WHAT IS RE:NEWCELL?
– The basis of the company is an invention created at KTH Royal Institute of Technology in 2011, which was about turning cotton into textile pulp. The pulp is later used as raw material for the textile materials lyocell and viscose. Normally, lyocell and viscose are made from wood. We produce the pulp using old clothes instead of wood, which is a groundbreaking method! What’s unique with re:newcell is that we do not only recycle textiles but we also manage to create something with even better quality than the original garment.
At the moment, we are building a demonstration plant in Kristinehamn where we’ll be able to produce 7,000 tons of pulp. One ton of pulp equals the production of 2 million pairs of jeans and each pair of jeans consumes 10,000 litres of water in the original production. Our recycling method will therefore have a great impact. The textile industry is the second most polluting industry in the world, so even though we are making a small effort it will have big absolute advantages and consequences.

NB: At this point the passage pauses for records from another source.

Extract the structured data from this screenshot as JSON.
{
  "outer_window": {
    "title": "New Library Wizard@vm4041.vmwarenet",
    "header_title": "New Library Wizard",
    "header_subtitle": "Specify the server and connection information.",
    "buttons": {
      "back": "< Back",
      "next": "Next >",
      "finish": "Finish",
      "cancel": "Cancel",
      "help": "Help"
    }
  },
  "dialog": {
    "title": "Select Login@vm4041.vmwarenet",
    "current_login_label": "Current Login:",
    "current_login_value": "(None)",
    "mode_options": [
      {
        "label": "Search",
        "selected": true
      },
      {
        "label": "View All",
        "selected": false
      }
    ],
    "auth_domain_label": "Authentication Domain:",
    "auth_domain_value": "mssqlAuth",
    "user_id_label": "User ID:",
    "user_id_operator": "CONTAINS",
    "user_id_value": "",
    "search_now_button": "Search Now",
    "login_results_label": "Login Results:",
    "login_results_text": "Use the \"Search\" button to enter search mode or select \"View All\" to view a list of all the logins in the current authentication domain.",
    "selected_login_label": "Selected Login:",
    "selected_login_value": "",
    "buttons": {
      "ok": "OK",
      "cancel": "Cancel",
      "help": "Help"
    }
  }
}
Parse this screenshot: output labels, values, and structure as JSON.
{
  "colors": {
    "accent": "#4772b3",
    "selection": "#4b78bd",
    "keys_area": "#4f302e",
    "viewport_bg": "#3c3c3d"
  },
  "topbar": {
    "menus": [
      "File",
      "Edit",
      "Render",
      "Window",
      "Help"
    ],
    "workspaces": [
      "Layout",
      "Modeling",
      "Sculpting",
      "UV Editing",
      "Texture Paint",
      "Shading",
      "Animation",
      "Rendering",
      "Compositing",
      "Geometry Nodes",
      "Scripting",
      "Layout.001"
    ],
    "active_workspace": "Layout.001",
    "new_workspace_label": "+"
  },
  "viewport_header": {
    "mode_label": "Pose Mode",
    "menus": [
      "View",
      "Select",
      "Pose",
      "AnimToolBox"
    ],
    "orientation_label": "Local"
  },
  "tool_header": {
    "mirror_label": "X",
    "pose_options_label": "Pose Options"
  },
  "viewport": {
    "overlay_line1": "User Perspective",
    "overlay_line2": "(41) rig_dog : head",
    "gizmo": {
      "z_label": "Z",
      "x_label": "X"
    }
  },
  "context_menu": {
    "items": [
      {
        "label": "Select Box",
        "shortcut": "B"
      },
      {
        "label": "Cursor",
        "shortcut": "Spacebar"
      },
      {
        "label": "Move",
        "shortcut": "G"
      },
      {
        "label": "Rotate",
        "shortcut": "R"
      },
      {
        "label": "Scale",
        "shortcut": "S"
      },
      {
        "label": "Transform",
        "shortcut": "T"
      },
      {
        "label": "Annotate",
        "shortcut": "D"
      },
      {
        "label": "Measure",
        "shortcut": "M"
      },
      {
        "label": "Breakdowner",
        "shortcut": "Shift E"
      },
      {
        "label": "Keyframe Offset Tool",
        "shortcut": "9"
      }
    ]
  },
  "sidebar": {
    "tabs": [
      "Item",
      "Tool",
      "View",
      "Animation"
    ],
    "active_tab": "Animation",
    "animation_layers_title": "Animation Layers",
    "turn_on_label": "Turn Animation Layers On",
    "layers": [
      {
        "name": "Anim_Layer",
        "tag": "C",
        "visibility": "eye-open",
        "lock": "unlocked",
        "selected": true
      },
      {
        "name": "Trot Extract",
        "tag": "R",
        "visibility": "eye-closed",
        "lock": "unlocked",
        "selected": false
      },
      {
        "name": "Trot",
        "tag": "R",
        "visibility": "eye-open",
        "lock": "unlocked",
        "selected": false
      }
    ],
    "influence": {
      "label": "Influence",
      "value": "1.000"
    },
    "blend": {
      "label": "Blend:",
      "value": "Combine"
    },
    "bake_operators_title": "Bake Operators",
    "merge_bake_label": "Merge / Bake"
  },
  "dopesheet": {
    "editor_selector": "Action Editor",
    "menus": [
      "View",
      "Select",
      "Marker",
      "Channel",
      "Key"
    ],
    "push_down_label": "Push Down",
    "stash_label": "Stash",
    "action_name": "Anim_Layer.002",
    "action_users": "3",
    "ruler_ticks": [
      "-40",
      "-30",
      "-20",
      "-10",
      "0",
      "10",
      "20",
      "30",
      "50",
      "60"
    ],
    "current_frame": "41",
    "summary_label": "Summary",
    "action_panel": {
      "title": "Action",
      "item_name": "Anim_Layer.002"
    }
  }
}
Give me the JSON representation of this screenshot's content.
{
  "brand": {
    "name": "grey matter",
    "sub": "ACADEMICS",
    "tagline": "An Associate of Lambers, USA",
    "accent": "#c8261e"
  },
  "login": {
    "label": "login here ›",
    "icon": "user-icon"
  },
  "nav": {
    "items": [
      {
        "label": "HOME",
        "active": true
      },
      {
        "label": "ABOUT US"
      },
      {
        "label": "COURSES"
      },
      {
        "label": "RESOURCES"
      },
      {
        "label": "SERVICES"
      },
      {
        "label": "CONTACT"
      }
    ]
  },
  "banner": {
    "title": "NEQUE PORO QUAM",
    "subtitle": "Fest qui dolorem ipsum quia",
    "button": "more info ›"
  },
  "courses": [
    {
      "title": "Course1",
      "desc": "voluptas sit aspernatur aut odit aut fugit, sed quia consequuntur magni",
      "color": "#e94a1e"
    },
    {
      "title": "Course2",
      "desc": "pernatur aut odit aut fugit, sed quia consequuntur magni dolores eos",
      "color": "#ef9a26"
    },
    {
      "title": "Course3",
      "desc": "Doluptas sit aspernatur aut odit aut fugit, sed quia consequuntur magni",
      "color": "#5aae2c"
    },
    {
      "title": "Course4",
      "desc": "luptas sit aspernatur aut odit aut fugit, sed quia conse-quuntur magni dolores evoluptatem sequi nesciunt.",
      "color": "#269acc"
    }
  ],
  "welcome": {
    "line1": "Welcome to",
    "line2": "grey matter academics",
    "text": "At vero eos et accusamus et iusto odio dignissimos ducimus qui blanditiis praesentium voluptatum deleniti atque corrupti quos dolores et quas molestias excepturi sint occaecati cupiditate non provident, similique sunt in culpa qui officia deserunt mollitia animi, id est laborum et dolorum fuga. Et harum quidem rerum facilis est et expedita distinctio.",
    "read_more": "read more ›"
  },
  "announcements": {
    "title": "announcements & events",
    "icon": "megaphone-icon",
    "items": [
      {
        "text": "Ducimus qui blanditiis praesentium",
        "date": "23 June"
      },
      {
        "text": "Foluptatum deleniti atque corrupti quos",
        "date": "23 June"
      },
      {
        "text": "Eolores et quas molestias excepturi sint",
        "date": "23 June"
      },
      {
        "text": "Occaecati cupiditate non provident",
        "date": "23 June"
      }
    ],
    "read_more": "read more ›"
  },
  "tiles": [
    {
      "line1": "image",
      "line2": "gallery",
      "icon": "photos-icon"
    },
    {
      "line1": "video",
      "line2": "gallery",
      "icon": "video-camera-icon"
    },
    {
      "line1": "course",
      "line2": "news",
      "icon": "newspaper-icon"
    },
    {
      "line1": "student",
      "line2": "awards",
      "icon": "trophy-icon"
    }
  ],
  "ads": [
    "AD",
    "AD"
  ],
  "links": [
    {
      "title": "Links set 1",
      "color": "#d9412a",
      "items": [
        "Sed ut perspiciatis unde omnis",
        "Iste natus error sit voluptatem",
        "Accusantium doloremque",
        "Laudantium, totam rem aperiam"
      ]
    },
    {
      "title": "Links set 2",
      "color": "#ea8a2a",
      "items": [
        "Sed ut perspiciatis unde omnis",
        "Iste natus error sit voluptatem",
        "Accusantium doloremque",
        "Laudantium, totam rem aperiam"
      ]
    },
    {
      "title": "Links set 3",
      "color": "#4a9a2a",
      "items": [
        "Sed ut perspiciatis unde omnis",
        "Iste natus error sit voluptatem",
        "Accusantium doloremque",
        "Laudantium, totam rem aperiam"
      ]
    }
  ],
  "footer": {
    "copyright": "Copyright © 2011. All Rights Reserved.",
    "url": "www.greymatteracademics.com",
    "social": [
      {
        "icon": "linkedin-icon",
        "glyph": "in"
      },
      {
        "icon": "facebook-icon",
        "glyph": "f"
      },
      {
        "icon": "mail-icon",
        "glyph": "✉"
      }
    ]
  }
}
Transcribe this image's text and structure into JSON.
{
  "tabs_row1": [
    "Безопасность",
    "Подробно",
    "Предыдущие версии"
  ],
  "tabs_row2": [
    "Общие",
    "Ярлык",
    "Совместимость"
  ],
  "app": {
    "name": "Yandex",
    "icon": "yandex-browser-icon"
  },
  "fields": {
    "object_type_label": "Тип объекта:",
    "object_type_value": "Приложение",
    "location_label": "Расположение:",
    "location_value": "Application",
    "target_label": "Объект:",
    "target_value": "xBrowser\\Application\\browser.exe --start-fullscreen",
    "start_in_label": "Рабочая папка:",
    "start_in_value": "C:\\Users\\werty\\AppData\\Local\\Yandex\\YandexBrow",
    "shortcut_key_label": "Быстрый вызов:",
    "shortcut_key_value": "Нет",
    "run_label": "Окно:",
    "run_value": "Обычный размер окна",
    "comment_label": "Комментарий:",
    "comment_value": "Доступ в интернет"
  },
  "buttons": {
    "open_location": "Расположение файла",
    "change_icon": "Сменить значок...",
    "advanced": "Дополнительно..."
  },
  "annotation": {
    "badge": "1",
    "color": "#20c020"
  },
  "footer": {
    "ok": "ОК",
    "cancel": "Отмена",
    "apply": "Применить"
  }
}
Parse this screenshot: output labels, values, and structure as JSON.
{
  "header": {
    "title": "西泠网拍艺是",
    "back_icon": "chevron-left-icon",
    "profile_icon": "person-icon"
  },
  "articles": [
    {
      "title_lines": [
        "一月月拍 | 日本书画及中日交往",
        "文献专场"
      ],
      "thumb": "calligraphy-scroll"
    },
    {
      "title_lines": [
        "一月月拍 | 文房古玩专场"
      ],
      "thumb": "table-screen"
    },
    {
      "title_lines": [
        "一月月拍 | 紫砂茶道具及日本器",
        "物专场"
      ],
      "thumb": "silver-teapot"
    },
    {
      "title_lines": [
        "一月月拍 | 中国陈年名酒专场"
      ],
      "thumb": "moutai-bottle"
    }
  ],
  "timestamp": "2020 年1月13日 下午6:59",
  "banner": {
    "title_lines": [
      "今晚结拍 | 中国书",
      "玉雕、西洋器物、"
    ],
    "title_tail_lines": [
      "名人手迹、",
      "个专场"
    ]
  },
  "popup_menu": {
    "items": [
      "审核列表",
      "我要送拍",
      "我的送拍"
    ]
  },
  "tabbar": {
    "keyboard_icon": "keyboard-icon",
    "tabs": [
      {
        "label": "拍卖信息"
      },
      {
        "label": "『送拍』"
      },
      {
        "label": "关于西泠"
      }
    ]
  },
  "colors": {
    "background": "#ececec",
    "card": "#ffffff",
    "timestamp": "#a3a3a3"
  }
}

WHAT WERE THE REASONS BEHIND RE:NEWCELLS DECISION TO START UP IN KRISTINEHAMN AND VÄRMLAND?
– Because there is great expertise when it comes to process technique. A large part of our process is related to the pulp industry and we wanted to have close access to skilled labour and suppliers. We want the demonstration plant to be an innovative environment where people work as a team to close the circle around the textile industry, and to do so we need to be where the expertise is.
WHAT WERE THE SUCESS FACTors when you established re:newcell in Kristinehamn and värmland?
– Skilled people! We have also received very useful support and assistance from both local networks and Näringslivssamverkan in Kristinehamn to find the right people and coordinate our work with the Municipality. The geographical position also plays a part – logistics is important.
what would you say is important to encourage more business in värmland ?
– I think it’s important to focus on those who are in need of the expertise in Värmland. We found the right networks and competence! Värmland has unique expertise when it comes to paper and pulp, therefore it is a good idea to keep developing these areas.
what does the growth potential look like?
– The potential is immense. We won’t reach our full potential for a while yet, but if things work out the way we want them to, this will have great impact on the textile industry, both environmentally and structurally. The potential in Kristinehamn is immense: we want to be a world-leading hub for innovative textile recycling. Our ambition is for Kristinehamn to be the place where people from all over the world come to test our textile recycling process!